I would like to see what the response is when AI rejects requests from secondary care to issue prescriptions through GP systems; and what about PAM prescribing? will that be filtered too, with no ‘second route’ to get scripts signed by an actual GP?
Are the patients on-board?
For that matter, are the PAMS and hospital teams on-board with this?

So the bird flew away 8 May, 2024 1:11 pm

HMG’s modern day Cnuts will not be able to turn back the rising tide of GP anger against their stupid micromanaging by policies. Get DEFRA to control the farmers and vets antibiotic use first.
And which planet does a doctor live on who’s always welcoming Govt policy?

Mark Coley 8 May, 2024 1:58 pm

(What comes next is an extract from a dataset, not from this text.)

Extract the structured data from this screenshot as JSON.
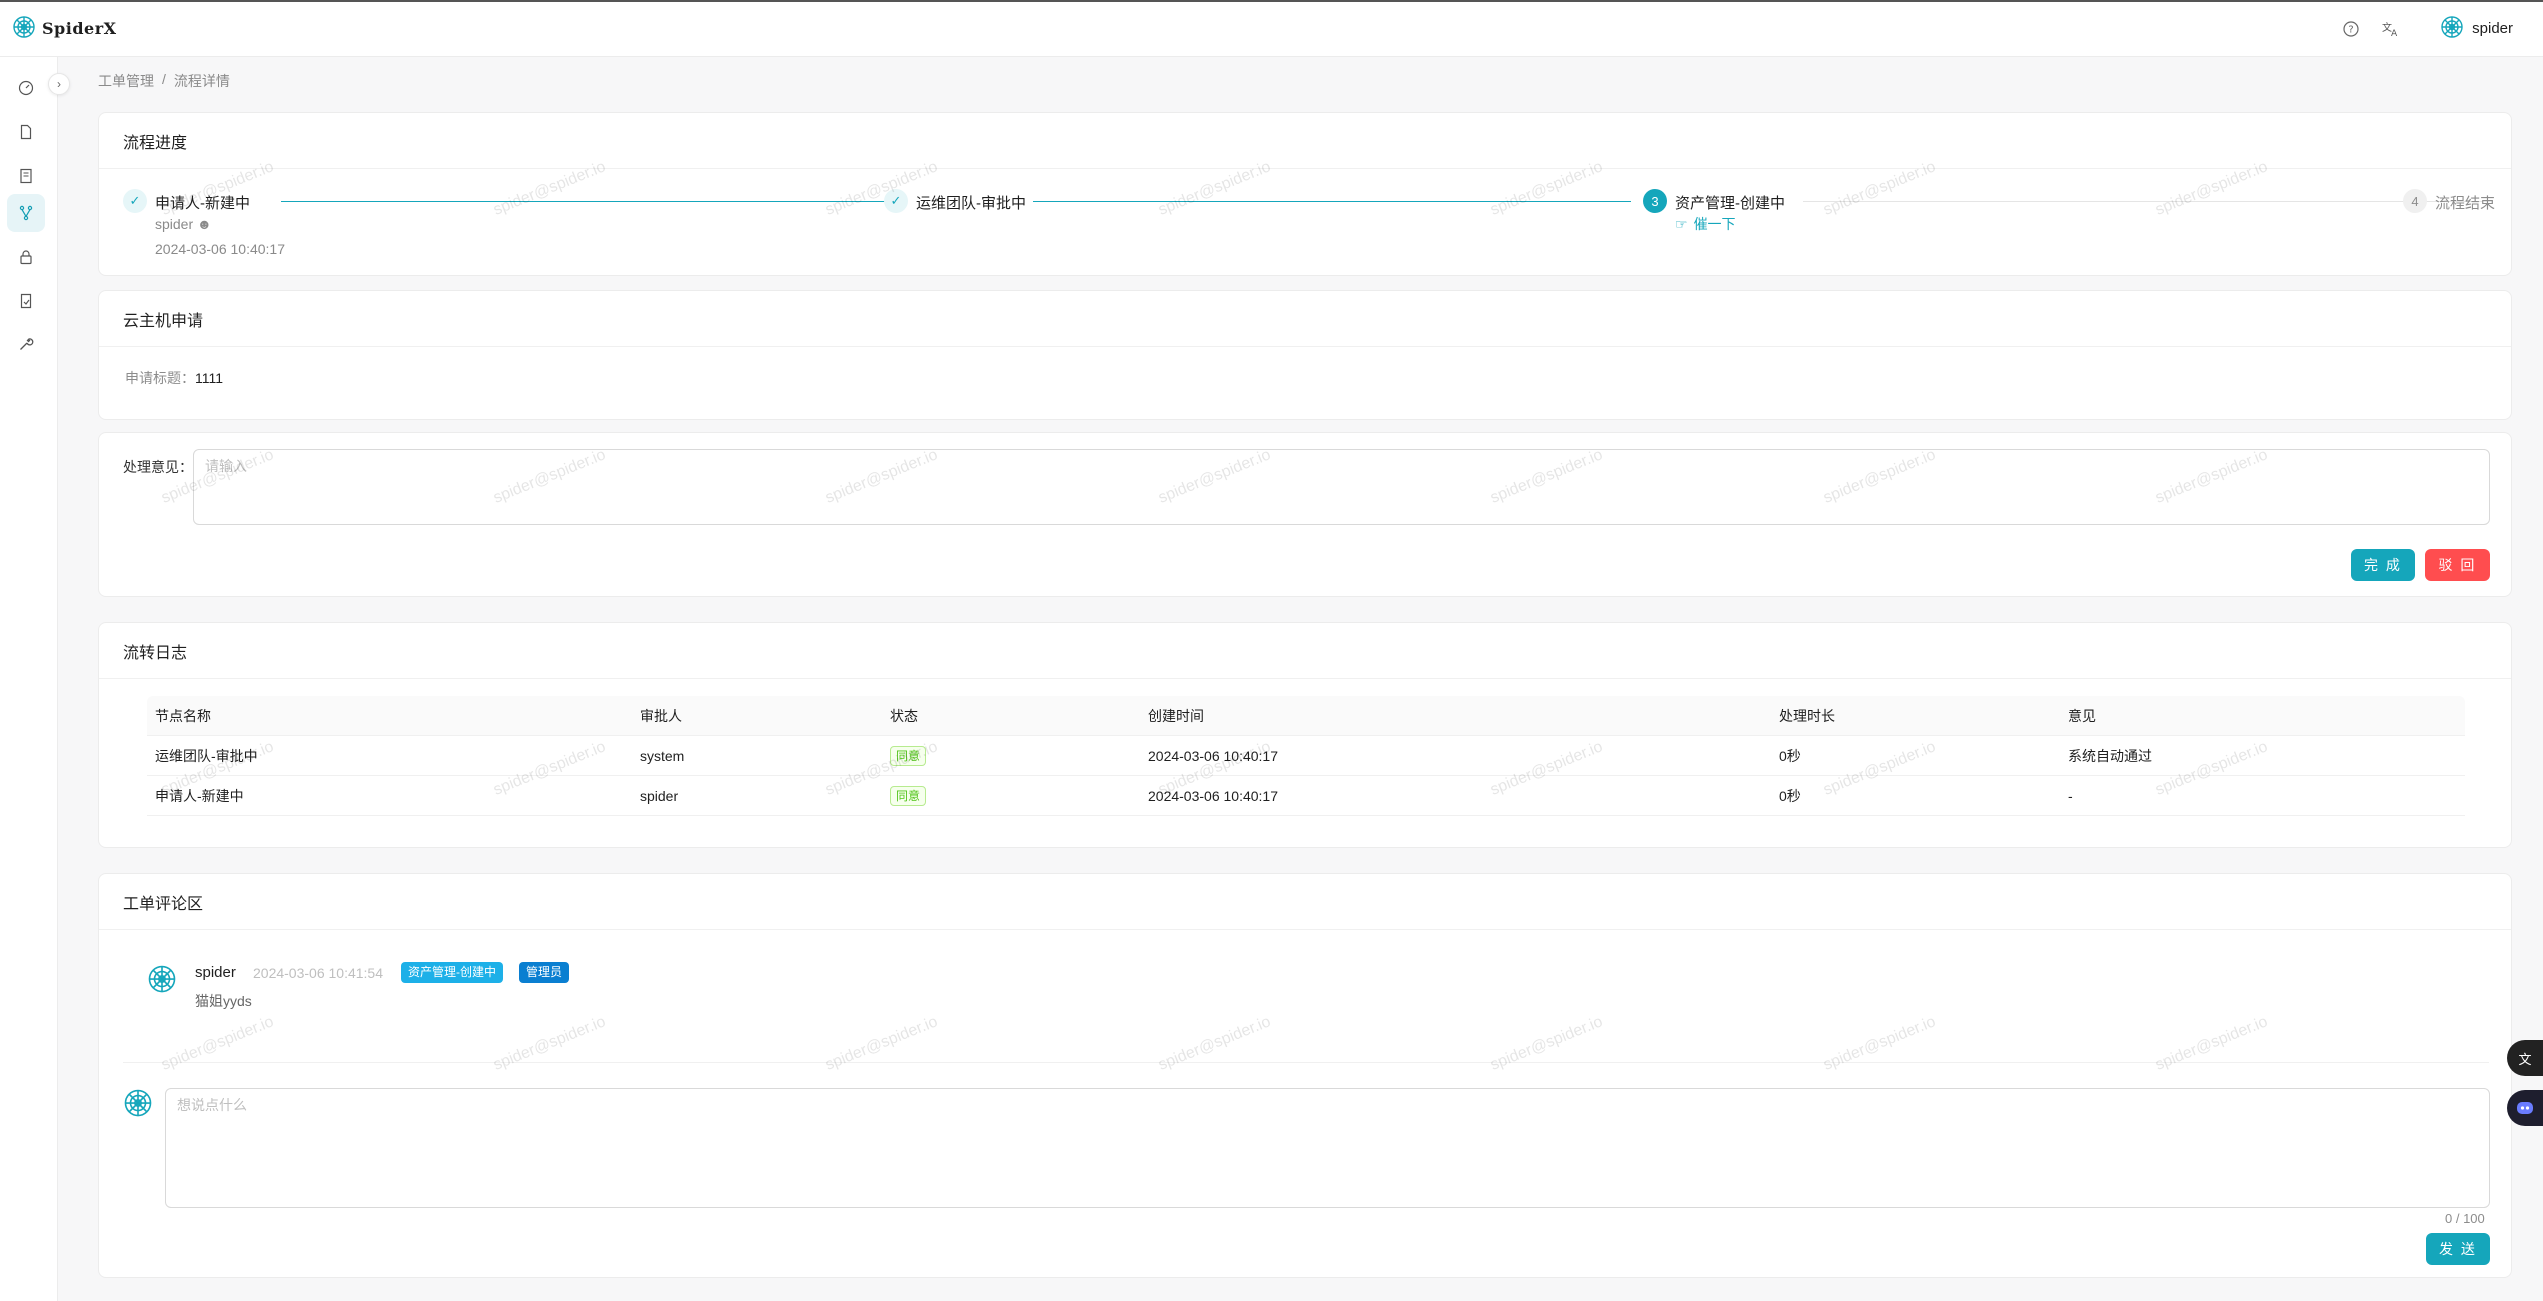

Why not supply us with lateral flow tests for the common circulating viruses (one device, several lines that can trigger) so we are more certain we have a viral infection before us? Since COVID testing stopped I’m sure GPs will have issued more antibiotics for feverish illnesses with chest symptoms, which, if COVID had been diagnosed, should have led to a watch and wait approach.

Marilyn Monroe 8 May, 2024 7:55 pm

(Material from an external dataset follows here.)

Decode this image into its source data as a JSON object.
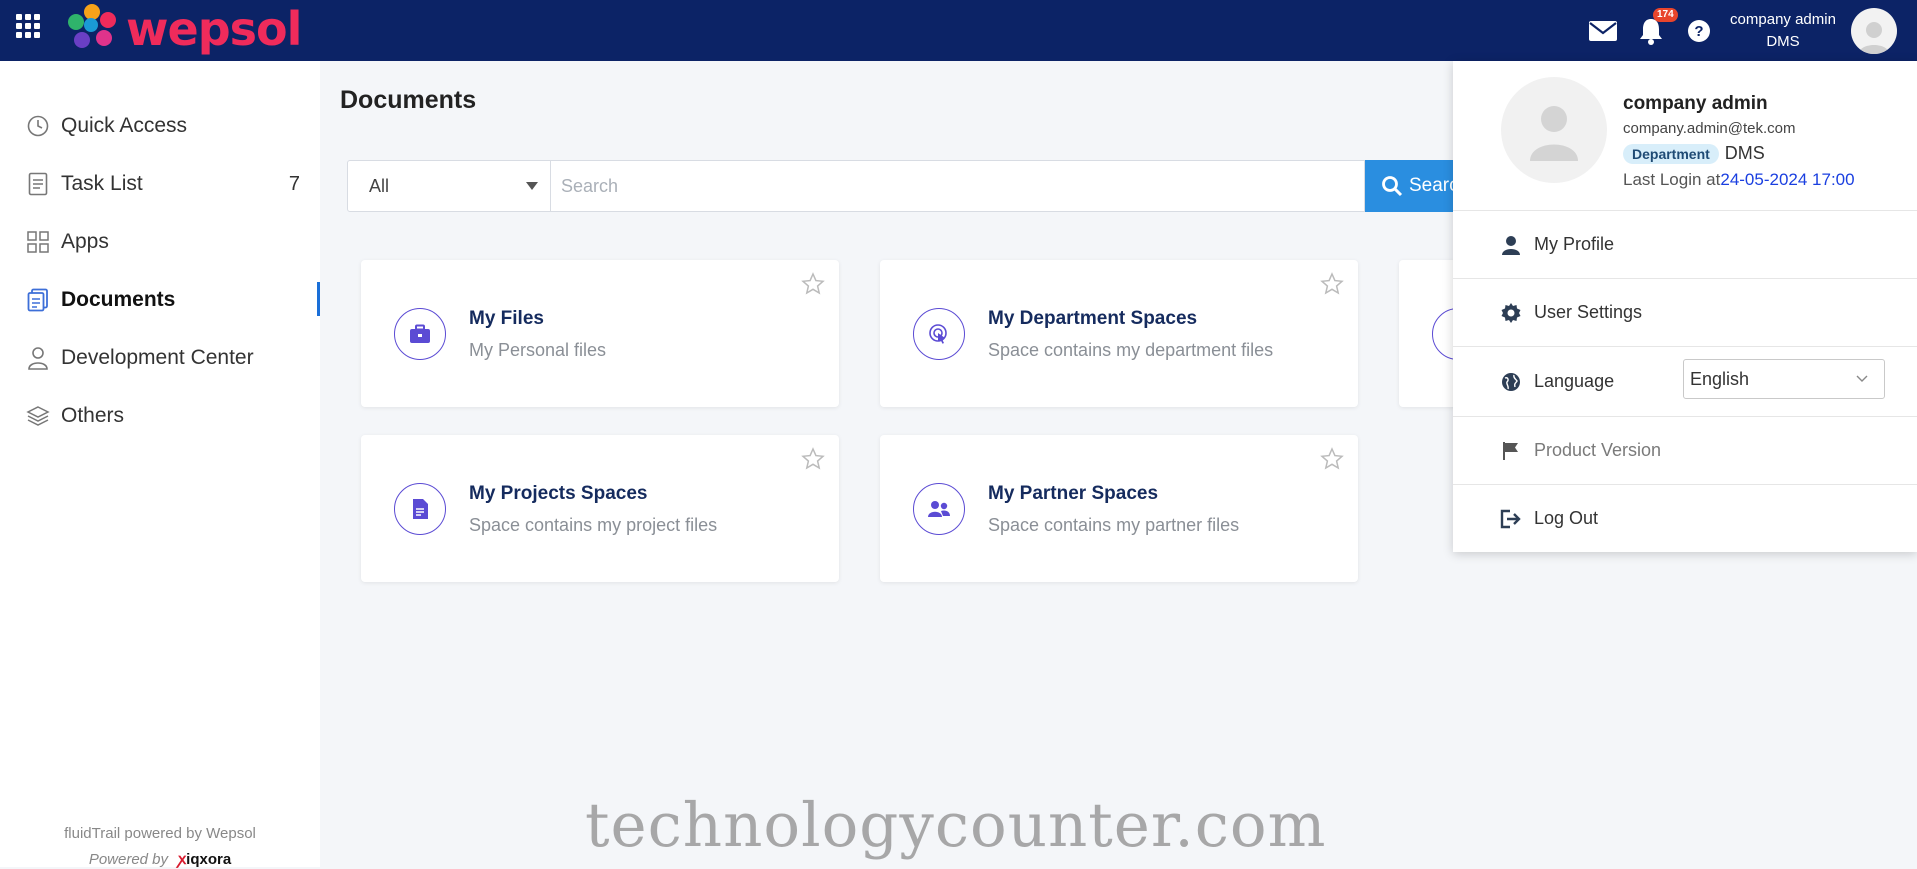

Want to know why the NHS became a stinking pile of shite? Politicians and government committees.

Liam Topham 8 May, 2024 9:27 pm

I agree Mark – thy are probably not brilliantly accurate but better than nothing
For example, differentiating full-blown flu from atypical pneumonia in a young adult (which can occur without chest signs) is largely guess-work – what I am sure of though is that “AI” would be of precisely no use in that situation!

Anonymous 9 May, 2024 1:54 am

Come on Guys ….We are all missing the bigger picture here
What we need to how this policy will affect our carbon footprint, the outcome of the Ukrainian conflict, well being of migrants and the LGBTQ + community …
Frankly without this context how can we possibly be expected to make any meaningful clinical decisions…
This article is utterly devoid of any substantive information
There is not one mention, let alone a quote from Bill Gates OR Greta Thunberg in this …
How are we supposed to act without their opinion
Geez ….it’s not like we are all fully trained physicians,
Sort it out GMC…or RCGP….Or WHO -ever….
Back to the pasture ….Baaaaaa….munch munch …Baaaaa